I stumbled upon something recently that has really opened my eyes to the benefits of an alternative small group structure. As some of you who read this blog frequently know, I picked up a new group of 7th grade guys last year to lead in discipleship. Things are going great. It's awesome. Sometime in the summer, I was sharing with a good friend of mine some of the challenges I had in working with middle schoolers for the first time. You can read more about that here. As I shared, my buddy talked about how much he enjoyed that age group. (A lot of it is based off of an incredible discipleship experience he had when he was in middle school.) As we talked, a light bulb kind of went off in both our heads . . . "Why don't we take a stab at seeing what it would be like to co-lead this group?"To many of you this might not be a big revelation. But for me it is. I've been in youth ministry for about 13 years and this is my first experience having another adult co-lead a discipleship group with me. It has opened my eyes to some incredible benefits. Here are just a few . . .
Let's face it: our personalities make it easier for us to bond with some students, and more difficult with others. My co-leader and I are 100% on the same page as it comes to disciple making and we're good friends. But our personalities are different in some ways. And this is proving to be a huge benefit to our guys. It provides more diverse conversation and experiences, and it creates some different touch points for relationship to develop.
Having two leaders means that the logistics of running a group like this doesn't always fall on one person.

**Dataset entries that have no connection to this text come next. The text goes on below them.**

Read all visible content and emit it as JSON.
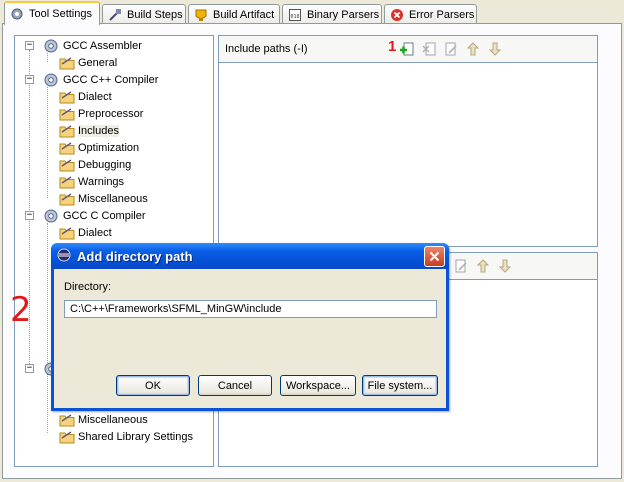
{
  "tabs": [
    {
      "label": "Tool Settings",
      "icon": "gear-tool-icon",
      "active": true
    },
    {
      "label": "Build Steps",
      "icon": "build-steps-icon"
    },
    {
      "label": "Build Artifact",
      "icon": "build-artifact-icon"
    },
    {
      "label": "Binary Parsers",
      "icon": "binary-parsers-icon"
    },
    {
      "label": "Error Parsers",
      "icon": "error-parsers-icon"
    }
  ],
  "tree": {
    "items": [
      {
        "label": "GCC Assembler",
        "kind": "tool"
      },
      {
        "label": "General",
        "kind": "option"
      },
      {
        "label": "GCC C++ Compiler",
        "kind": "tool"
      },
      {
        "label": "Dialect",
        "kind": "option"
      },
      {
        "label": "Preprocessor",
        "kind": "option"
      },
      {
        "label": "Includes",
        "kind": "option",
        "selected": true
      },
      {
        "label": "Optimization",
        "kind": "option"
      },
      {
        "label": "Debugging",
        "kind": "option"
      },
      {
        "label": "Warnings",
        "kind": "option"
      },
      {
        "label": "Miscellaneous",
        "kind": "option"
      },
      {
        "label": "GCC C Compiler",
        "kind": "tool"
      },
      {
        "label": "Dialect",
        "kind": "option"
      },
      {
        "label": "Miscellaneous",
        "kind": "option"
      },
      {
        "label": "Shared Library Settings",
        "kind": "option"
      }
    ]
  },
  "include_paths": {
    "title": "Include paths (-I)"
  },
  "dialog": {
    "title": "Add directory path",
    "directory_label": "Directory:",
    "directory_value": "C:\\C++\\Frameworks\\SFML_MinGW\\include",
    "buttons": {
      "ok": "OK",
      "cancel": "Cancel",
      "workspace": "Workspace...",
      "file_system": "File system..."
    }
  },
  "annotations": {
    "one": "1",
    "two": "2"
  },
  "colors": {
    "xp_title_blue": "#0451d6",
    "annotation_red": "#e01a1a",
    "window_bg": "#ece9d8"
  }
}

I travel a fair amount. Last year we canceled at least 6 meetings because of my schedule. This year I have been out of town twice. And discipleship happened anyway. There is a long list of logistical advantages of having two small group leaders.

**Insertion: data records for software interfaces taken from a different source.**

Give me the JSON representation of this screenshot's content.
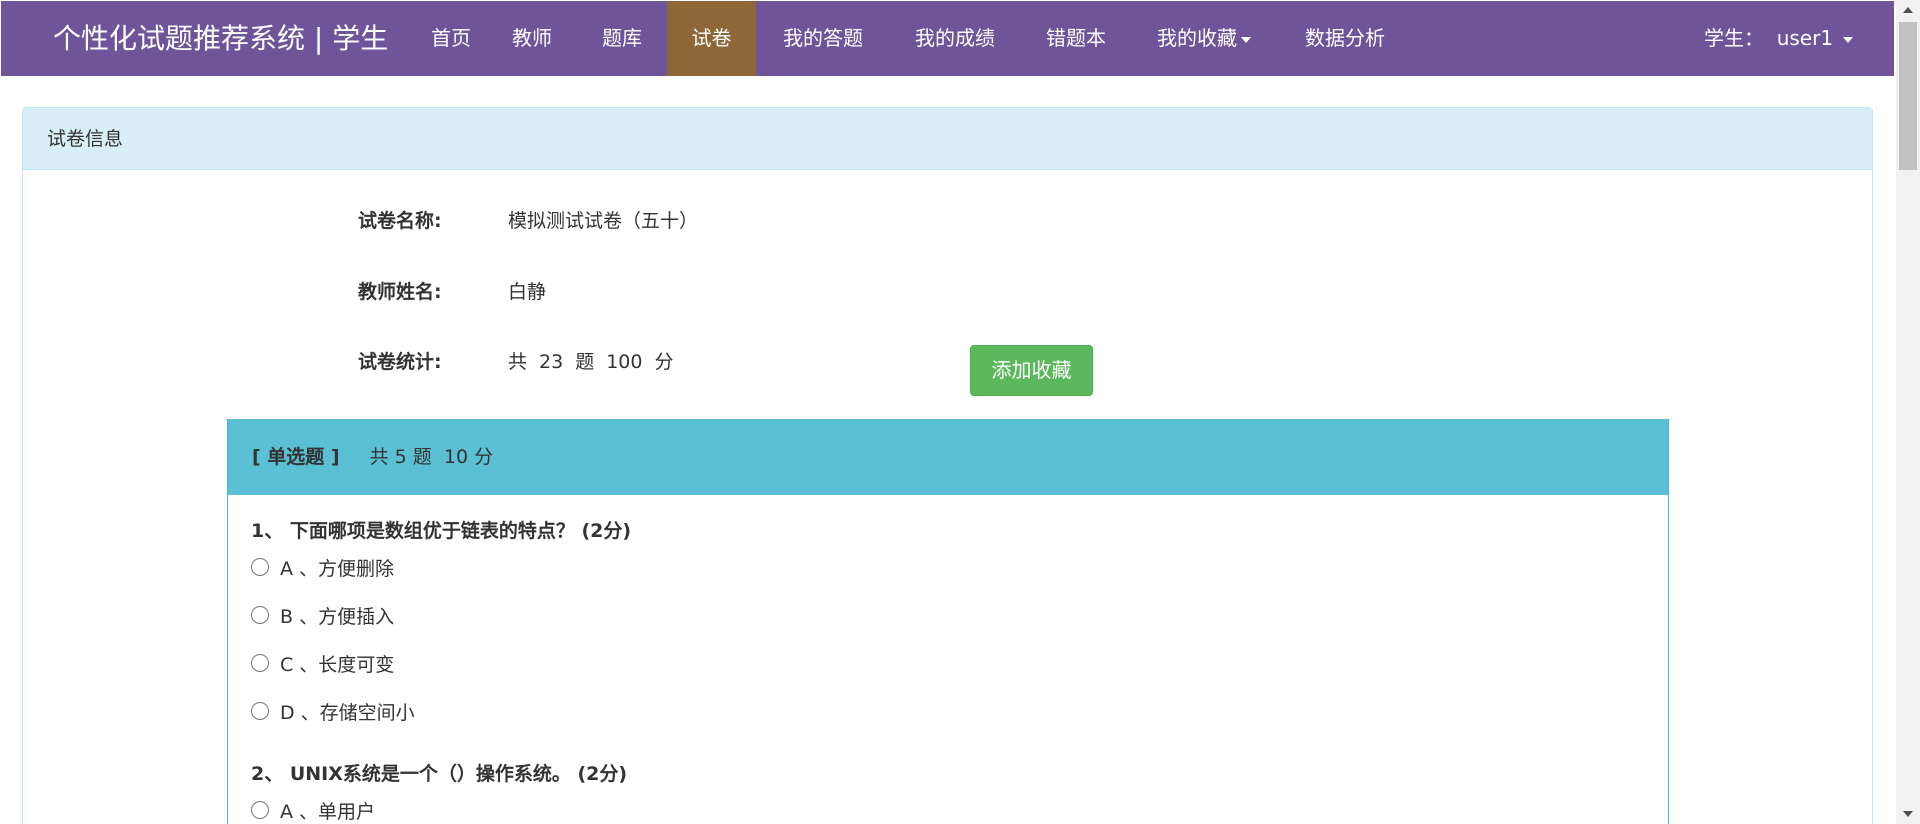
{
  "navbar": {
    "brand": "个性化试题推荐系统 | 学生",
    "items": [
      {
        "label": "首页"
      },
      {
        "label": "教师"
      },
      {
        "label": "题库"
      },
      {
        "label": "试卷"
      },
      {
        "label": "我的答题"
      },
      {
        "label": "我的成绩"
      },
      {
        "label": "错题本"
      },
      {
        "label": "我的收藏"
      },
      {
        "label": "数据分析"
      }
    ],
    "active_item": "试卷",
    "user_label": "学生：  user1"
  },
  "panel": {
    "heading": "试卷信息",
    "paper_name_label": "试卷名称:",
    "paper_name": "模拟测试试卷（五十）",
    "teacher_label": "教师姓名:",
    "teacher_name": "白静",
    "stats_label": "试卷统计:",
    "stats": {
      "prefix": "共",
      "question_count": "23",
      "question_unit": "题",
      "score": "100",
      "score_unit": "分"
    },
    "favorite_button": "添加收藏"
  },
  "section": {
    "type": "[ 单选题 ]",
    "summary": "共 5 题  10 分"
  },
  "questions": [
    {
      "title": "1、 下面哪项是数组优于链表的特点？ (2分)",
      "options": [
        "A 、方便删除",
        "B 、方便插入",
        "C 、长度可变",
        "D 、存储空间小"
      ]
    },
    {
      "title": "2、 UNIX系统是一个（）操作系统。 (2分)",
      "options": [
        "A 、单用户"
      ]
    }
  ],
  "colors": {
    "navbar": "#6f5499",
    "nav_active": "#8d6738",
    "panel_heading": "#d9edf7",
    "section_heading": "#5bc0d3",
    "favorite_button": "#5cb85c"
  }
}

I've realized that I have some deficiencies I hadn't even really noticed. Having an extra set of eyes means seeing ways to grow and improve. Our overall small group experience is better because of my co-leader coming in and leading out according to his personality.
Whether we realize it or not, our view of life and faith is tempered by how our experiences have shaped us. When you have a "co-leader" model of leadership, you suddenly have the richness of two different sets of life experiences. My buddy and I approach things from different angles at times based on how we've been shaped by our stories. Again, the benefit for the students is huge.

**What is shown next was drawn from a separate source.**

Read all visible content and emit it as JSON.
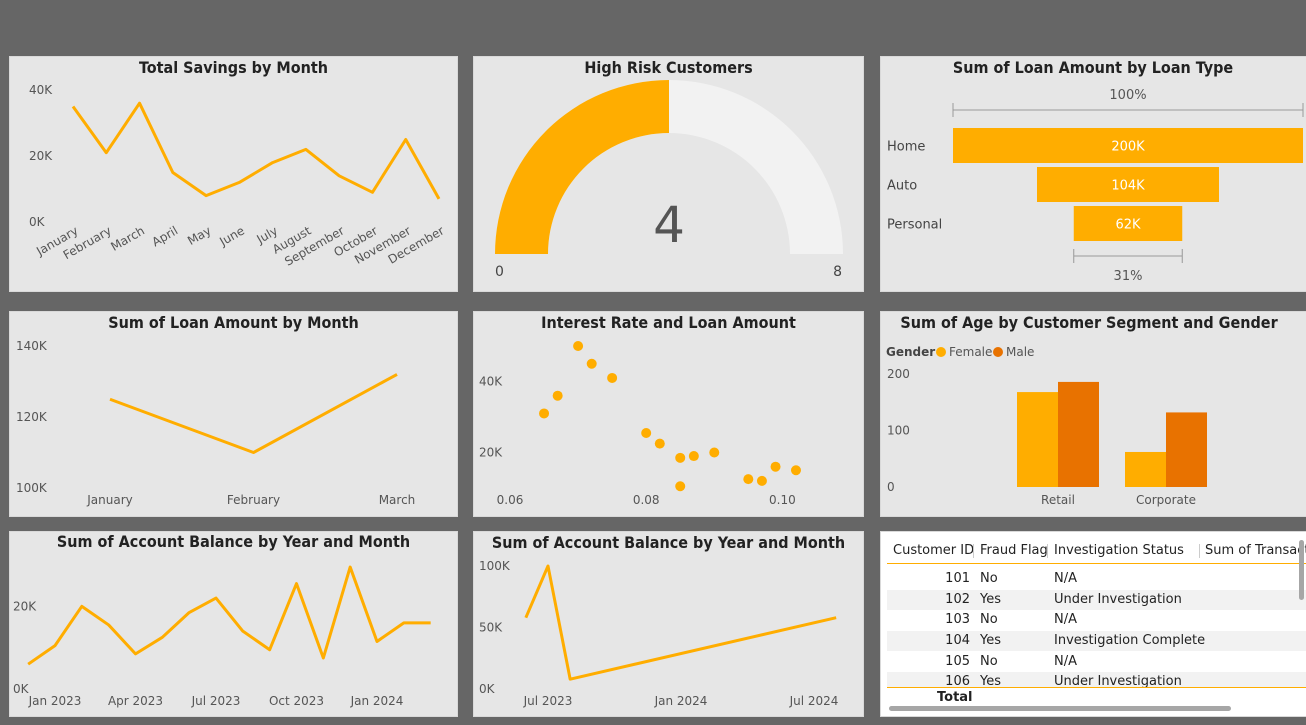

Obviously, having co-leaders makes it so much easier to build meaningful relationships with students. Take last week for instance. We spent all day Saturday together as a group. We played football, basketball, video games . . . all the stuff you do with middle school guys. The cool thing? When I was playing basketball with a couple guys, my buddy was throwing the football with three more. Relationship multiplication!
Are there some considerations? I can think of a few . . .
- Personnel--Many youth pastors struggle to find one adult to lead a small group much less two.
- Flexibility--There has to be a commitment by the co-leaders to be flexible and open to each other's influence. Co-leading is a partnership.
- Humility--I have seen small group leaders over the years feed too much off the attention students give them. This is a bad quality to begin with, but there is especially no room for it in a co-leader model.
But, all in all, the experiment has been extremely beneficial to me and to our group.